Over three days this week I drove from the deep south to the tropical north of the Northern Territory and visited families along the way to gauge early reaction to Howard and Brough’s promise to their children. From what I saw parents are drawing their own lines in the sand – and that line is firmly set at their front gates.

They say that if Howard, Brough or anyone else mandated by Canberra turn up at their houses to take their children away for a compulsory examinations for signs of s-xual abuse they will resist to protect their children.

I was driving from Alice Springs to Darwin when John Howard’s coup of last Thursday was announced. I spent the night in a roadhouse there and all the talk was of Howard’s move. Comment varied from “well-overdue and a good thing” to “we’ll be rooned”. Things were little clearer the next day and I went to the local council to see if they’d heard any more.

The Anmatjere Community Government Council offices are in the centre of the five square mile special-purpose lease excised from the Aboriginal land trust that surrounds the town. Ti Tree is a small, quiet town that provides the usual services to tourists and the people living and working on the surrounding cattle stations and small Aboriginal communities. 

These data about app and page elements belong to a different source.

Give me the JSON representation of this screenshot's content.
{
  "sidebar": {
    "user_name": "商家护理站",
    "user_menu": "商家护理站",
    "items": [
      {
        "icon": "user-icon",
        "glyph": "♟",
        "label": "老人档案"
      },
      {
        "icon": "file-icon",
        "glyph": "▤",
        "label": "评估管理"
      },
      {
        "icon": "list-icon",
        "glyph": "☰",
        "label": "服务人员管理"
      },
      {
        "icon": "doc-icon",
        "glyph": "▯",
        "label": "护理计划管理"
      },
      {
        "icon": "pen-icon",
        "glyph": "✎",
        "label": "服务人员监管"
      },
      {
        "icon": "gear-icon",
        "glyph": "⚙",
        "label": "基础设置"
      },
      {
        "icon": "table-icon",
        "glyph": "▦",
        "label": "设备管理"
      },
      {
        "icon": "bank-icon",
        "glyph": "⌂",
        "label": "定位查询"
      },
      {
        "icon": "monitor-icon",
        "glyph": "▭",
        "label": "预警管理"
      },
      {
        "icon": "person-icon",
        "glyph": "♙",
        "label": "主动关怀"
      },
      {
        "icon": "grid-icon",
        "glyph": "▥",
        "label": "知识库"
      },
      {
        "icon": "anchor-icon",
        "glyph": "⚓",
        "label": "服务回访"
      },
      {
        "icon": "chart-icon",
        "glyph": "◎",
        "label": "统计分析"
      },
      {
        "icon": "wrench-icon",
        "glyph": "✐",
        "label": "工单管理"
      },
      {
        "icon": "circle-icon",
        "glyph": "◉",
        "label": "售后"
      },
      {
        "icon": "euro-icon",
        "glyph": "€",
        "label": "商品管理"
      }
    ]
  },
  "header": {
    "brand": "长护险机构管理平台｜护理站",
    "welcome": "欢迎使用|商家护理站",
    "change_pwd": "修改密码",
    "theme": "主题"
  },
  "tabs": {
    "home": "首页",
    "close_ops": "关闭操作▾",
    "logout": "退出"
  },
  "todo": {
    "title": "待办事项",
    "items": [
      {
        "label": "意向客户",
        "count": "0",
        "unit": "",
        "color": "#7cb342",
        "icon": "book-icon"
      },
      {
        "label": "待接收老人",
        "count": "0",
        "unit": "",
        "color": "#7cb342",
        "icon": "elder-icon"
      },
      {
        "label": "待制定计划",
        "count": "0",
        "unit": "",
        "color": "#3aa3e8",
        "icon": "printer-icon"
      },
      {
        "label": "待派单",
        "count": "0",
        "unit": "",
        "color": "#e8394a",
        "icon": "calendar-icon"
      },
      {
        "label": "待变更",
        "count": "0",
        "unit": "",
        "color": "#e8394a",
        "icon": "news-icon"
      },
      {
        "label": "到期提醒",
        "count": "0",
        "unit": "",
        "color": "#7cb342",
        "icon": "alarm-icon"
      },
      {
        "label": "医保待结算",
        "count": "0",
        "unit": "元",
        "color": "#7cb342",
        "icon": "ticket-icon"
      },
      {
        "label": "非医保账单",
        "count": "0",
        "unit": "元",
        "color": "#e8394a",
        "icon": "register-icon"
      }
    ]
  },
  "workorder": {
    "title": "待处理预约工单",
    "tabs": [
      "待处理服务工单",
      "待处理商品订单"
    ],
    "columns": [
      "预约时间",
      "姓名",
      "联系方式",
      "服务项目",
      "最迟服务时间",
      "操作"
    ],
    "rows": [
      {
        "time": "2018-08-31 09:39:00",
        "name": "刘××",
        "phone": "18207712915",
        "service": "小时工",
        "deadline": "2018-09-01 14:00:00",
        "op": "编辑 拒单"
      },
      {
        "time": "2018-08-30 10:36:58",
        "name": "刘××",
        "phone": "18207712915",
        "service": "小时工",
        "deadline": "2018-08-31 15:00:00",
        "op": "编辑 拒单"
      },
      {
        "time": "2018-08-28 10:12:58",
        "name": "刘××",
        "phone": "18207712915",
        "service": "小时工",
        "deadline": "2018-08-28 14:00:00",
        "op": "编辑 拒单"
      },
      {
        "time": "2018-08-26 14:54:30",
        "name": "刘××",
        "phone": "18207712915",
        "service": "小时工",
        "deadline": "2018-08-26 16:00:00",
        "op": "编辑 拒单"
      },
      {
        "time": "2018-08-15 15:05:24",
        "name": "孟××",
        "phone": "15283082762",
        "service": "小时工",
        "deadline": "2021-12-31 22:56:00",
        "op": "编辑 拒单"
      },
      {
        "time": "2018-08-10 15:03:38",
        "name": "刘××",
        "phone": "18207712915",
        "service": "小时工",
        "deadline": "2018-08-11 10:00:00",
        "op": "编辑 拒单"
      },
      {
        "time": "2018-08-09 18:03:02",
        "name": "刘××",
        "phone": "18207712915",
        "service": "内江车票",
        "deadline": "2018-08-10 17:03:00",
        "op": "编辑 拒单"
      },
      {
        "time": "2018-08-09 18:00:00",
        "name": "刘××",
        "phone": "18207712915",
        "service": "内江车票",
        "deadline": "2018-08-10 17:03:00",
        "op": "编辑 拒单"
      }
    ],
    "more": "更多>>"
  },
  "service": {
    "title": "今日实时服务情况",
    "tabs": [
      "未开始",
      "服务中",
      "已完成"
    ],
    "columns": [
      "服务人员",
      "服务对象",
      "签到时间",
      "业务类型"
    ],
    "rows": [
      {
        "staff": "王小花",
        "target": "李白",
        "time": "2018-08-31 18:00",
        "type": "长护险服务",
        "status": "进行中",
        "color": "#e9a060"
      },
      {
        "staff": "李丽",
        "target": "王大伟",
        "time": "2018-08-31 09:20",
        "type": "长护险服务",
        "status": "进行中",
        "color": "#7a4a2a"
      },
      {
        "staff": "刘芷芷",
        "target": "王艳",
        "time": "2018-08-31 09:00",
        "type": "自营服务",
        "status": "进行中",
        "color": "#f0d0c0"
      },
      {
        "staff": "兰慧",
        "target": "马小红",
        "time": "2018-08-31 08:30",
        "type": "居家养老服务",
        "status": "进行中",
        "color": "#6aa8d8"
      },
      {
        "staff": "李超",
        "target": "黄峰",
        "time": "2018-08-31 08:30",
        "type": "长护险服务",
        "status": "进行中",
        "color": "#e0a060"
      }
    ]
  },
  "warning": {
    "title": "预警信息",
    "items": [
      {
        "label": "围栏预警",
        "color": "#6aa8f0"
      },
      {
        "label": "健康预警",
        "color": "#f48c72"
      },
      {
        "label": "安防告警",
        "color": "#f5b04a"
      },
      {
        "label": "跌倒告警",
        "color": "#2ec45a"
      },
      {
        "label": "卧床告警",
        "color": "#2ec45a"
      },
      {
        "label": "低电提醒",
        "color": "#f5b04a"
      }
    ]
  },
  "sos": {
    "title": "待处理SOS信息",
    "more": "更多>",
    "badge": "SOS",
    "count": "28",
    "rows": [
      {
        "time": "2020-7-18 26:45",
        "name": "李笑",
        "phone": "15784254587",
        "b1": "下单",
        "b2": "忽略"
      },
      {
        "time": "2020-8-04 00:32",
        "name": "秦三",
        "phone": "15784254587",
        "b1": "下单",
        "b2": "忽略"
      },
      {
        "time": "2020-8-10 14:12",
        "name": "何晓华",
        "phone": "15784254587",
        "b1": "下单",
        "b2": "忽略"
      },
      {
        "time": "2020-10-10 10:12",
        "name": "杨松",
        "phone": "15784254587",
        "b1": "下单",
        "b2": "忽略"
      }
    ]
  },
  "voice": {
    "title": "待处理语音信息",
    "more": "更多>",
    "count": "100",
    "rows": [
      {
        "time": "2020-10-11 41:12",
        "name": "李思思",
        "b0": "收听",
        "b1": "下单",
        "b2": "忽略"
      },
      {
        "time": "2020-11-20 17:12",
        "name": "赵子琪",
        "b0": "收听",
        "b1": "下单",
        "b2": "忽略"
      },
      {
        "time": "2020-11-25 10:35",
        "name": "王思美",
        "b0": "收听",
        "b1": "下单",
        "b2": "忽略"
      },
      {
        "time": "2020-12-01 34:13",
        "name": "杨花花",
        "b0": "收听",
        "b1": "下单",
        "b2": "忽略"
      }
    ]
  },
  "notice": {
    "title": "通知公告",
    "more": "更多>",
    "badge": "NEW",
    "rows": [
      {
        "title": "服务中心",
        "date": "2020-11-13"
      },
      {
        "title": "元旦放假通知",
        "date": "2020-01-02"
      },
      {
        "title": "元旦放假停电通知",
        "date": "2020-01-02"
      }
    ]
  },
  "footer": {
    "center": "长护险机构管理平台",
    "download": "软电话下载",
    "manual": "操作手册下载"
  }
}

Many of the more essential services are provided by the council. Crikey asks the council staff if they have any comment about Howard’s plans but they have nothing to say — all they know is what they have seen in Brough’s four-page press release and on Sky News the night before.

A few hours and 350 kilometres up the road, I pulled into the Julalikari Aboriginal Corporation’s offices in Tennant Creek. Julalikari provides ‘cradle-to-grave’ services to town camps and small Aboriginal communities scattered across the Tennant Creek area and the Barkly Tablelands. The staff can’t say much about Howard’s plans and they’re loath to speak until after council meets this week.

Elliott is another ‘open’ town another 250 kilometres closer to Darwin. The local ‘white’ council administers part of the town, but the Aboriginal town camps and some outstations are serviced by the small and chaotic offices of the Gurungu Aboriginal Corporation.

What do these organisations have in common? They are all squarely in the sights of Howard’s coup. Why does this matter? Because they all stand to have the land they and their people have fought so hard for stripped from them — again.

There are many organisations like Anmatjere, Julalikari and Gurungu in the NT — they are run by good people who do the hardest of jobs with little thanks or government support.

These parents don’t mind their kids having general health check-ups – they think it’s a great idea and this could be done at their local Aboriginal-run and owned clinics and health centres staffed by people that they and their children know and respect.

But they point out what these centres need is real and sustainable resources and a plan which includes them as part of the solution — and not a part of some greater game.

But they are firm in saying NO to compulsory examinations by doctors that don’t know their kids, that they and their kids don’t know, have never seen before, and in four months time they might never see again. They worry what will happen to their kid’s medical reports and most of all, they worry about their kids being subjected to these unnecessary and intrusive examinations by strangers.